The armed ship seizure comes a day after activists attempted to board the Gazprom rig. The Russian coast guard responded to the protest by firing live ammunition at protesters as they attempted to climb on to the platform, Greenpeace said.
The Government has been accused of "complacently standing by" while oil and gas drilling starts in the Arctic despite the risks to the environment and climate.
Companies such as Shell are not yet able to demonstrate they could clean up an oil spill in the harsh but pristine conditions of the Arctic, MPs on the Environmental Audit Committee (EAC) said.
And a recent report from the International Energy Agency (IEA) warned that only a third of already proven fossil fuels can be burnt before 2050 if global temperatures are to be kept from rising by more than 2C, widely regarded as the threshold for "dangerous" climate change.
The MPs reiterated their call for a sanctuary to be established in the Arctic, which is protected from oil and gas development.
British adventurer Mark Wood has warned of the dangers of embarking on Arctic challenges, claiming people "fall in love with the romance of a polar expedition" without being aware of the true dangers.
The 47-year-old, from Coventry, attempted to become the first person in history to ski solo to both the South and North Poles, but had to halt the expedition after funding cuts.
Speaking to ITV News from his base camp at Mount Everest, he said: "The Arctic is one of the most unforgiving environments on the planet.

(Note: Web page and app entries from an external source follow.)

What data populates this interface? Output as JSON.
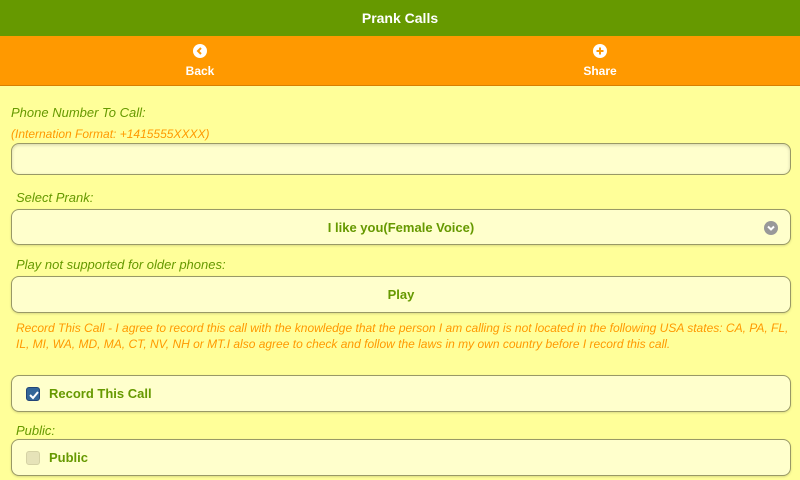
{
  "header": {
    "title": "Prank Calls"
  },
  "nav": {
    "back_label": "Back",
    "share_label": "Share"
  },
  "form": {
    "phone_label": "Phone Number To Call:",
    "phone_format_hint": "(Internation Format: +1415555XXXX)",
    "phone_value": "",
    "prank_label": "Select Prank:",
    "prank_selected": "I like you(Female Voice)",
    "play_note": "Play not supported for older phones:",
    "play_button": "Play",
    "record_note": "Record This Call - I agree to record this call with the knowledge that the person I am calling is not located in the following USA states: CA, PA, FL, IL, MI, WA, MD, MA, CT, NV, NH or MT.I also agree to check and follow the laws in my own country before I record this call.",
    "record_checkbox_label": "Record This Call",
    "record_checked": true,
    "public_label": "Public:",
    "public_checkbox_label": "Public",
    "public_checked": false
  },
  "colors": {
    "header_bg": "#669900",
    "navbar_bg": "#ff9900",
    "page_bg": "#ffff99",
    "field_bg": "#ffffcc",
    "label_green": "#669900",
    "label_orange": "#ff9900",
    "checkbox_checked": "#336699"
  },
  "icons": {
    "back": "chevron-left-circle-icon",
    "share": "plus-circle-icon",
    "select_arrow": "chevron-down-circle-icon",
    "checked": "check-icon"
  }
}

"The dangers are hidden; cold, isolation and the ever-changing landscape.
"People fall in love with the romance of a polar expedition but when you're on the ice it's a very different matter - it sucks the strength out of you."
The Queen’s Nursing Institute has paid tribute to Philip Goodeve-Docker, who hoped to raise money for the charity with his tragic Greenland expedition.
– QNI chief executive Crystal Oldman
Our thoughts today are with Philip's family. Philip died doing something that he had always dreamed of, undertaking a great challenge while helping others at the same time.
Staff and trustees at the QNI are very shocked and saddened by this tragic loss but also immensely proud of him and his bravery.
"t is the charity's intention not to let this tragic loss of life pass without creating a suitable and enduring memorial to Philip.
Mr Goodeve-Docker also undertook the challenge in memory of his late grandfather, who was a treasurer for the QNI, which is dedicated to improving the nursing care of people in their own homes.
The British man who died during a charity trek across the Greenland ice cap was trapped in a severe snow storm for around 30 hours before emergency teams could reach him and his two friends.
Philip Goodeve-Docker, an events manager, along with expedition leader Roan Hackney and Andy Norman, a former IT professional, got into difficulty when the sudden storm hit. Mr Goodeve-Docker died before the team could be airlifted to safety.
Temperatures in Greenland dropped to as low as minus 10.5C (13F) on Saturday, while gusts of 95 miles (152km) an hour were reported on the east coast. Both Mr Hackney and Mr Norman remain in a "critical condition" in hospital, according to Mr Goodeve-Docker's brother, Mark.
The charity page set up by Philip Goodeve-Docker ahead of his trek across Greenland has attracted in excess of £6,000 as strangers continue to honour the adventurer.
Mr Goodeve-Docker took on the challenge in a bid to raise £4,000 for The Queen's Nursing Institute but died on Sunday after he and his two teammates Roan Hackney and Andy Norman got into difficulty.